* TASK PROMPT
Tally the lines in the data below where the word "Root" appears, and give the tally alone.

+++

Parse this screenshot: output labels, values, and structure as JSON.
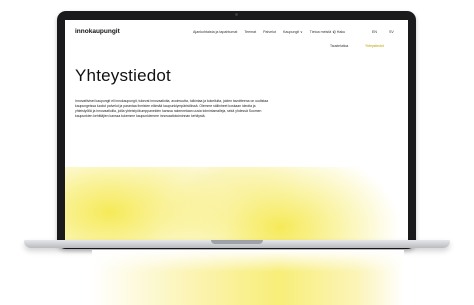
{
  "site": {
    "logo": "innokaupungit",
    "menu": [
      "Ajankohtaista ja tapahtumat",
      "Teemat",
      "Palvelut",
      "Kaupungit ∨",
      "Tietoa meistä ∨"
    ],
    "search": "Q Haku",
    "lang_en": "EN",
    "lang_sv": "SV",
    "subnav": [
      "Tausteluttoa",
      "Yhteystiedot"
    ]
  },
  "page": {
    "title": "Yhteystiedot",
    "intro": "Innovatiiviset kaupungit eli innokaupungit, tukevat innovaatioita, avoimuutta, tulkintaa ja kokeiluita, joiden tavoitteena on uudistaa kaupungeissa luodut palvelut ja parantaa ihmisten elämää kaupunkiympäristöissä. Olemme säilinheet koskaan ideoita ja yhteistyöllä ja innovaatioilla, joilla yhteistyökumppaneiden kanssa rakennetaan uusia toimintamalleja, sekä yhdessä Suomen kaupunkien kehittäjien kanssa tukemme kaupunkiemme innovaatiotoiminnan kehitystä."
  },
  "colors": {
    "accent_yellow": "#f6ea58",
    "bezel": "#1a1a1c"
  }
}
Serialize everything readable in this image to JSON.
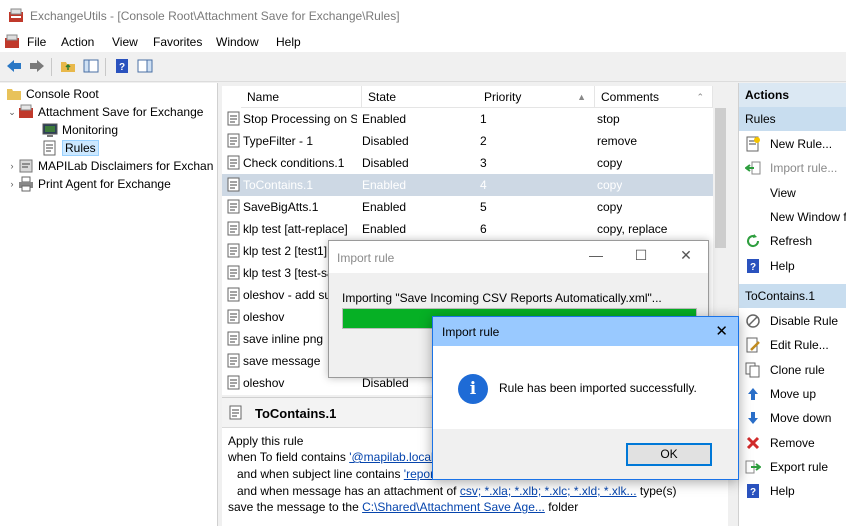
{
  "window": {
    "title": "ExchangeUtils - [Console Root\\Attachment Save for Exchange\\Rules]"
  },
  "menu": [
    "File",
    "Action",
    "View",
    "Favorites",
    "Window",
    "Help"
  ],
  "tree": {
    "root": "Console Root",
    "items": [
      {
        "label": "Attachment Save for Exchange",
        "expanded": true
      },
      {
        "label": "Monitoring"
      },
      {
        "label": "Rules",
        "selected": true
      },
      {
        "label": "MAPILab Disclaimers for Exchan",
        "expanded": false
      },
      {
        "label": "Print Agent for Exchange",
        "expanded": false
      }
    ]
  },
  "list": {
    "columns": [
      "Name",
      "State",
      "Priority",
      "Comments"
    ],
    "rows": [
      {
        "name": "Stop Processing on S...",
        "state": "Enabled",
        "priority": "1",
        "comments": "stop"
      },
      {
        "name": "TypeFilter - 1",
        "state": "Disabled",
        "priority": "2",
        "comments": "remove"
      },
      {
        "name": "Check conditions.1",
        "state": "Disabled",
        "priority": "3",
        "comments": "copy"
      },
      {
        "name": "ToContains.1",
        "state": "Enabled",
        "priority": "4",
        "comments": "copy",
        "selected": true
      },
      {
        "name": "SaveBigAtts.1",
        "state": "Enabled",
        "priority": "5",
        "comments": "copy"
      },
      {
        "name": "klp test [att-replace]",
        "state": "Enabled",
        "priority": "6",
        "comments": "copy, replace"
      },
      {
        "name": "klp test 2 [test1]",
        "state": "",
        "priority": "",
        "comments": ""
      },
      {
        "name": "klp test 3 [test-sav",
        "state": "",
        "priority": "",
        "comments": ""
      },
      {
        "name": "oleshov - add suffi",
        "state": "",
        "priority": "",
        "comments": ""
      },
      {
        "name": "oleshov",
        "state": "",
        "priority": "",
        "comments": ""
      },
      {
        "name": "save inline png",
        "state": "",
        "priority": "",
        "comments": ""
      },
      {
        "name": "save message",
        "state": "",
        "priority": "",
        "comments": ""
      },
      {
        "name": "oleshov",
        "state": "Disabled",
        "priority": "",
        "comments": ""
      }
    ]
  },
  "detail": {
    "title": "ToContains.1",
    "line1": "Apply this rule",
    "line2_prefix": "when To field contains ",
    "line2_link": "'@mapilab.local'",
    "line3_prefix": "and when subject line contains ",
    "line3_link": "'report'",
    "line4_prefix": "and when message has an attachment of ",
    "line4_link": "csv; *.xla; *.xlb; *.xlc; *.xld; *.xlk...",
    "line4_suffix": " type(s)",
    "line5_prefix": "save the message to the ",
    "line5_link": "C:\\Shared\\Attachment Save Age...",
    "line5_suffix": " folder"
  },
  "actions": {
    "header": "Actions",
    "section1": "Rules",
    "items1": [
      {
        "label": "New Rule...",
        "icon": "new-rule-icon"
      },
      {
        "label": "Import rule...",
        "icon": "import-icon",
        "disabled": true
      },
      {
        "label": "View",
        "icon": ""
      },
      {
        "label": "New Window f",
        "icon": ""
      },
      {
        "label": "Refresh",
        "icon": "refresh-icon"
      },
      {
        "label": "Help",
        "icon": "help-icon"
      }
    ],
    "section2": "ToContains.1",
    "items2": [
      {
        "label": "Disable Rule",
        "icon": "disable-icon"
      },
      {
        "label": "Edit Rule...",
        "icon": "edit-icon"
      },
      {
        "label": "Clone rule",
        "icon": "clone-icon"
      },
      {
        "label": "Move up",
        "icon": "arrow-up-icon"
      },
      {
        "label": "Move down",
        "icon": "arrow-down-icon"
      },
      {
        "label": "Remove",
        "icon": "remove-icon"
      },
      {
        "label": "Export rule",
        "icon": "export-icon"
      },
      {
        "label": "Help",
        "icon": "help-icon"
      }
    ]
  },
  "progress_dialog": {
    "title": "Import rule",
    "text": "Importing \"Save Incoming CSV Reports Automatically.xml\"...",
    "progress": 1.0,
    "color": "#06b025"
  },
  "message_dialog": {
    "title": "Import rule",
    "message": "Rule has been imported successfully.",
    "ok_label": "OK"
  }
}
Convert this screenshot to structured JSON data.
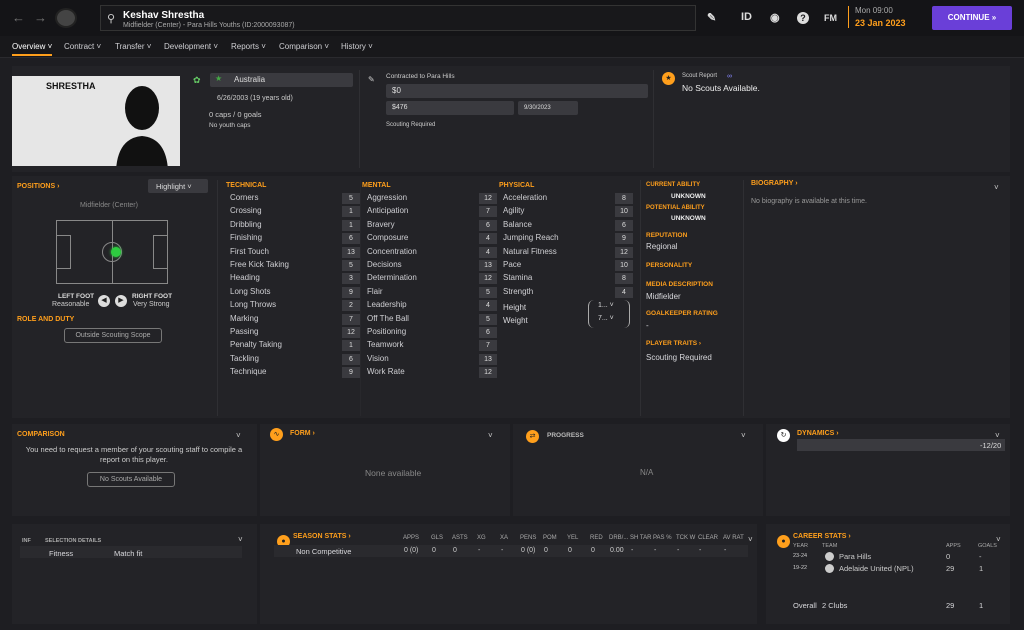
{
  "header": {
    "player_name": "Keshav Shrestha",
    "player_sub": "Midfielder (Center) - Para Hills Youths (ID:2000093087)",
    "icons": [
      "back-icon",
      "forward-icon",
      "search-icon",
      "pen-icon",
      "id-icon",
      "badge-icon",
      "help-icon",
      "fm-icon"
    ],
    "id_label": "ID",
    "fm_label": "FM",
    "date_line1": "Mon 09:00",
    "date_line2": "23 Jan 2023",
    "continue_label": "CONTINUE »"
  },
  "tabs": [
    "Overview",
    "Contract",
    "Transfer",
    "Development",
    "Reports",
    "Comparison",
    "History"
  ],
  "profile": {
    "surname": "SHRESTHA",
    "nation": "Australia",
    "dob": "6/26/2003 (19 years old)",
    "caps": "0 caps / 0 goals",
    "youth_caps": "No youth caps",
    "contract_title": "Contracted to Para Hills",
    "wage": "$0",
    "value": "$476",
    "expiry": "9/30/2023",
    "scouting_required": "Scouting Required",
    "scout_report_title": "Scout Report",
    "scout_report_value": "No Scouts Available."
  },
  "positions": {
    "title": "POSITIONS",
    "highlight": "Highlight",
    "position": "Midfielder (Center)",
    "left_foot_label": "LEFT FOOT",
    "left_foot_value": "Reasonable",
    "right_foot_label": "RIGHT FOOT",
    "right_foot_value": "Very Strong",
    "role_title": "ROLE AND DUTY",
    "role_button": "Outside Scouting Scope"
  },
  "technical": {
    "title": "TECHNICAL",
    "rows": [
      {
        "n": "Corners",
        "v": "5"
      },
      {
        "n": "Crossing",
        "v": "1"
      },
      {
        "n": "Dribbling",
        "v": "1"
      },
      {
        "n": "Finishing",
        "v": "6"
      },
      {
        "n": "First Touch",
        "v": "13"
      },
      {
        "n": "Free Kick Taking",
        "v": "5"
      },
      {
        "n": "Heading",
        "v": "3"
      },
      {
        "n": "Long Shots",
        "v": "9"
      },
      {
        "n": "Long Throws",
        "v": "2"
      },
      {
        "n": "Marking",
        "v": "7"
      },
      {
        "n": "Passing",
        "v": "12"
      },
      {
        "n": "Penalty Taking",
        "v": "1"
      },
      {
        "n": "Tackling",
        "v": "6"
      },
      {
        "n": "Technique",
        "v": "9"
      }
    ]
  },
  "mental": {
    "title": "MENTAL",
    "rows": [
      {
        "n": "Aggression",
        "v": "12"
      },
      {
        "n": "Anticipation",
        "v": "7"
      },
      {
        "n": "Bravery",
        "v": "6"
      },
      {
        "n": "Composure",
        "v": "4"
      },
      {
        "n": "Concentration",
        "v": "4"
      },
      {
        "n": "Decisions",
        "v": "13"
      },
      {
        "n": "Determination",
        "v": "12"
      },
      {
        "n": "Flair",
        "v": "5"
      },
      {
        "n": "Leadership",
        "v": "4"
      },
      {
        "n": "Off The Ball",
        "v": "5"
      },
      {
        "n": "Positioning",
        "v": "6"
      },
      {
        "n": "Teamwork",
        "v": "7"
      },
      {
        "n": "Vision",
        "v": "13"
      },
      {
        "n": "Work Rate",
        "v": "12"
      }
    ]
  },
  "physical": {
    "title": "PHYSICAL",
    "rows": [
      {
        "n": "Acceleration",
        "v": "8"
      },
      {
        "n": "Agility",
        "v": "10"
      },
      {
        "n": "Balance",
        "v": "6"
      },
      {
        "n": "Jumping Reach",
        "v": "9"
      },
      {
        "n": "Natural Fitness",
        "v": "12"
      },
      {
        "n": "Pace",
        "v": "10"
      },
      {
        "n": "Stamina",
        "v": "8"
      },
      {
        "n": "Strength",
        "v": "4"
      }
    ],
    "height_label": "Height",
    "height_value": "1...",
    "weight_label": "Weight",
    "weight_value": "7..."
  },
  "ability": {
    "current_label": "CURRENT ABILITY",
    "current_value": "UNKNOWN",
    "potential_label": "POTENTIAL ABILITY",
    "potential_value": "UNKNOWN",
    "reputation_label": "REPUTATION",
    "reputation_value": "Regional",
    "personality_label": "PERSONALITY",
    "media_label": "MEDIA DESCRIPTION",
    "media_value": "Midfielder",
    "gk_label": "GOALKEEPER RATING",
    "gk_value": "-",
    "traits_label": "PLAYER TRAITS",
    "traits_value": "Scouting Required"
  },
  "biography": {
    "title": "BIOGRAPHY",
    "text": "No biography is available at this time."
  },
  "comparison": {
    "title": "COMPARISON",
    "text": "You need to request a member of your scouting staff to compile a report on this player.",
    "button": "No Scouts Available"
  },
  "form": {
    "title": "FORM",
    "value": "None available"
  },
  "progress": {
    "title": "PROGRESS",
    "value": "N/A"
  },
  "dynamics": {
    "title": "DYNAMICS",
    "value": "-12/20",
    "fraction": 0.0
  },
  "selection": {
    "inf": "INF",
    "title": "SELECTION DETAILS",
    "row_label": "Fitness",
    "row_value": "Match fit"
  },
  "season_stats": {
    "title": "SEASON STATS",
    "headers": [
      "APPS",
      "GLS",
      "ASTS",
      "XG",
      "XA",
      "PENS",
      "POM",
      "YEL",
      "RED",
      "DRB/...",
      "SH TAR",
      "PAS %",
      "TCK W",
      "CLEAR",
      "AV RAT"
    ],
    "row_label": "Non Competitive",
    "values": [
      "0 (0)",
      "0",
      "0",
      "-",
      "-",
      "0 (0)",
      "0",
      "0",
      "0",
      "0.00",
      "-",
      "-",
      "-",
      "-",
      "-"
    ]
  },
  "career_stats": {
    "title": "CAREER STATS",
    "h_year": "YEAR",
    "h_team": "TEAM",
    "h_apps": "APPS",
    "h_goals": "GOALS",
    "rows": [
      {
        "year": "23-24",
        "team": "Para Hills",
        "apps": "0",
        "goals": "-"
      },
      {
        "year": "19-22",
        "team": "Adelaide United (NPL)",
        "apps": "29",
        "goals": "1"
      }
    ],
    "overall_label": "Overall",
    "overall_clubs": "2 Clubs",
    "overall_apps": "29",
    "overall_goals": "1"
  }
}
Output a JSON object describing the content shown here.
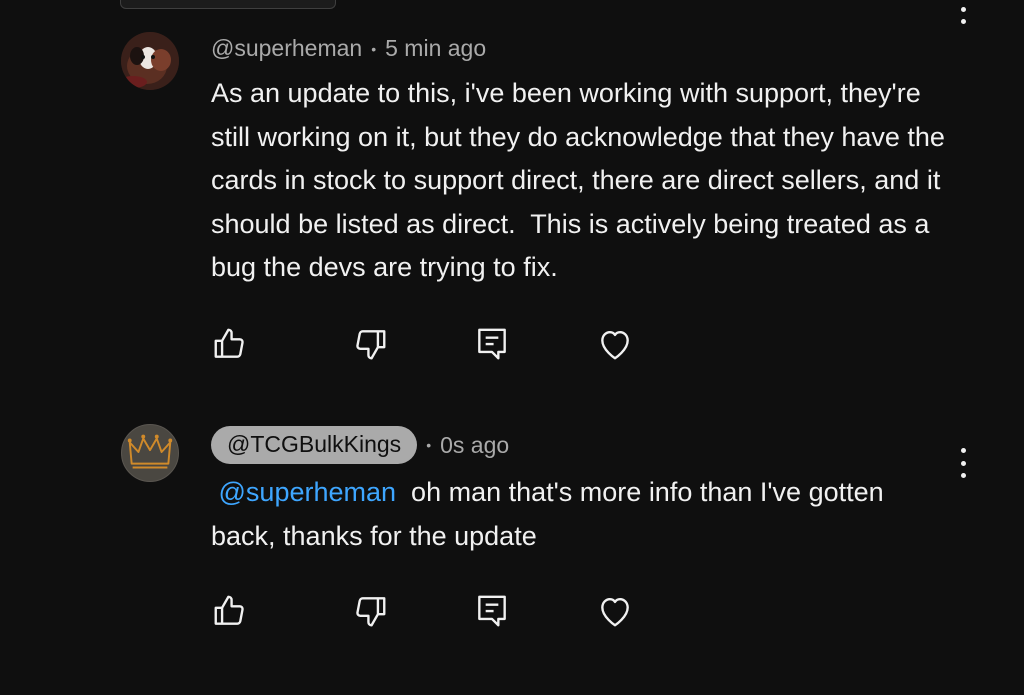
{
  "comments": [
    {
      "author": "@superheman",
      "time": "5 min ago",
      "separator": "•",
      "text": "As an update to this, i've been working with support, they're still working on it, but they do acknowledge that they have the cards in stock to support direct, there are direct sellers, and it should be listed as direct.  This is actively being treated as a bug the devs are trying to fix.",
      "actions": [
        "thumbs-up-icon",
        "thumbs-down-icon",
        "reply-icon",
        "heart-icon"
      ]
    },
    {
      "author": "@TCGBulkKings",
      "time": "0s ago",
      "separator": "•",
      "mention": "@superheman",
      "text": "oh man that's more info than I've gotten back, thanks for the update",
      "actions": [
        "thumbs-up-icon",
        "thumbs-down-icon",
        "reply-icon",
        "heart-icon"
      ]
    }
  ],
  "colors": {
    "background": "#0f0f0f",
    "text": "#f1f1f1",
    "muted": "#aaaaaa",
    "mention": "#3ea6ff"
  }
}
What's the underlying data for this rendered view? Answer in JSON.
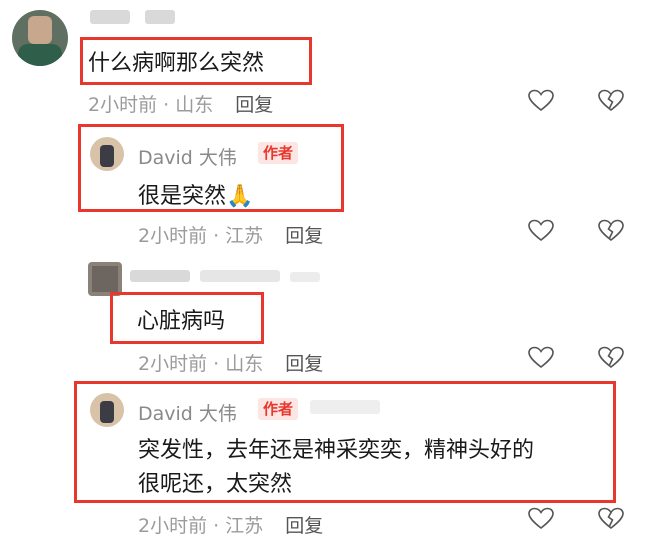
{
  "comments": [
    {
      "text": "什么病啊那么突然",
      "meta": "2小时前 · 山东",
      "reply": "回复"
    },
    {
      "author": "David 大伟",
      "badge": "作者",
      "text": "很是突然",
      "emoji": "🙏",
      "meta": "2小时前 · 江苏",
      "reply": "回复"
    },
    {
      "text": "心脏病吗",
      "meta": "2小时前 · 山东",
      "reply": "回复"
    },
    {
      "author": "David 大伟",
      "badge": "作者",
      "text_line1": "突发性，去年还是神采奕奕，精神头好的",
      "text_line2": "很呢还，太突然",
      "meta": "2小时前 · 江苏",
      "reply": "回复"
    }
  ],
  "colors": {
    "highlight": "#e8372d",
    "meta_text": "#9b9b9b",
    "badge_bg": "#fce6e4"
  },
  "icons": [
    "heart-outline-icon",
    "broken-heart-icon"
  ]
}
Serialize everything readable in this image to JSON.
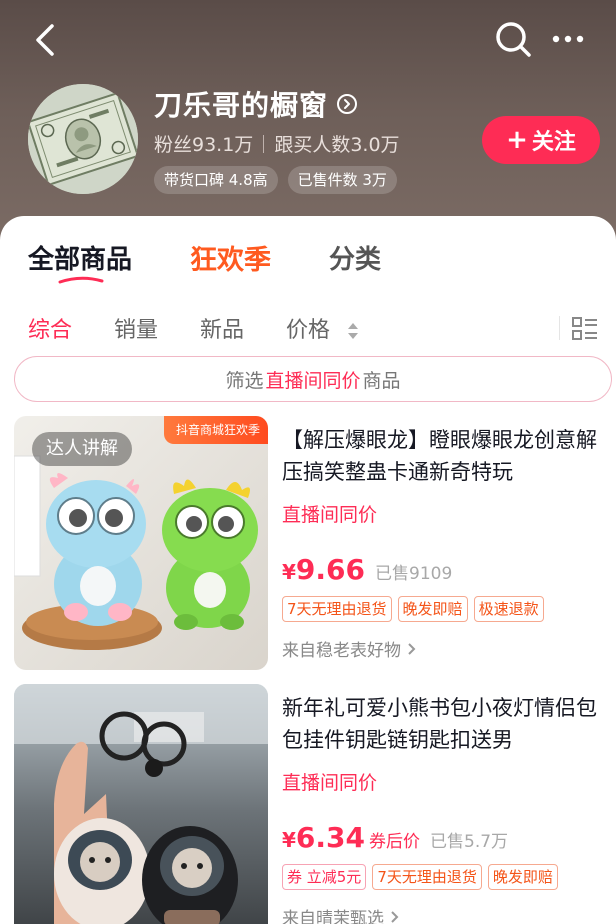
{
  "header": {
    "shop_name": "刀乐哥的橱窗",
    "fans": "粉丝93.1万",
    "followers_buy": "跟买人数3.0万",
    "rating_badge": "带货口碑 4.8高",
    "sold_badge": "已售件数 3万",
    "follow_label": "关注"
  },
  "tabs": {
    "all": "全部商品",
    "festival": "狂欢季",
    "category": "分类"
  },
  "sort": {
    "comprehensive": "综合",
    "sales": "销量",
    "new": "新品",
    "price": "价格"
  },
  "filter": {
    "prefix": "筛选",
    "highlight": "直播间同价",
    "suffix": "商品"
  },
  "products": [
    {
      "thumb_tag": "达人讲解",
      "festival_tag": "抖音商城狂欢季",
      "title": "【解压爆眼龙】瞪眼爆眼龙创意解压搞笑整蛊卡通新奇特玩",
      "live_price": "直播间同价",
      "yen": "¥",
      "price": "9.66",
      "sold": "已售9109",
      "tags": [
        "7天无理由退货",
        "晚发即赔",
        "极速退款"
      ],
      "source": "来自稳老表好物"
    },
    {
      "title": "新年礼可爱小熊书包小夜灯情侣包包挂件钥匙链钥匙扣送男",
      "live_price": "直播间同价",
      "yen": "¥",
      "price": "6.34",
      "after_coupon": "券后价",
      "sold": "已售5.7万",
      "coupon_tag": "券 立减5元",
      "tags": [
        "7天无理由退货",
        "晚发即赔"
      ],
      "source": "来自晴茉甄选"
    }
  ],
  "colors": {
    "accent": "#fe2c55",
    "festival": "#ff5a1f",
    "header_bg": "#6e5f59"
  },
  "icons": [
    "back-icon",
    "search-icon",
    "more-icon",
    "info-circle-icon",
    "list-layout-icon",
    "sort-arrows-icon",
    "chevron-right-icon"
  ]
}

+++

* ANSWER FOR THIS EXERCISE
2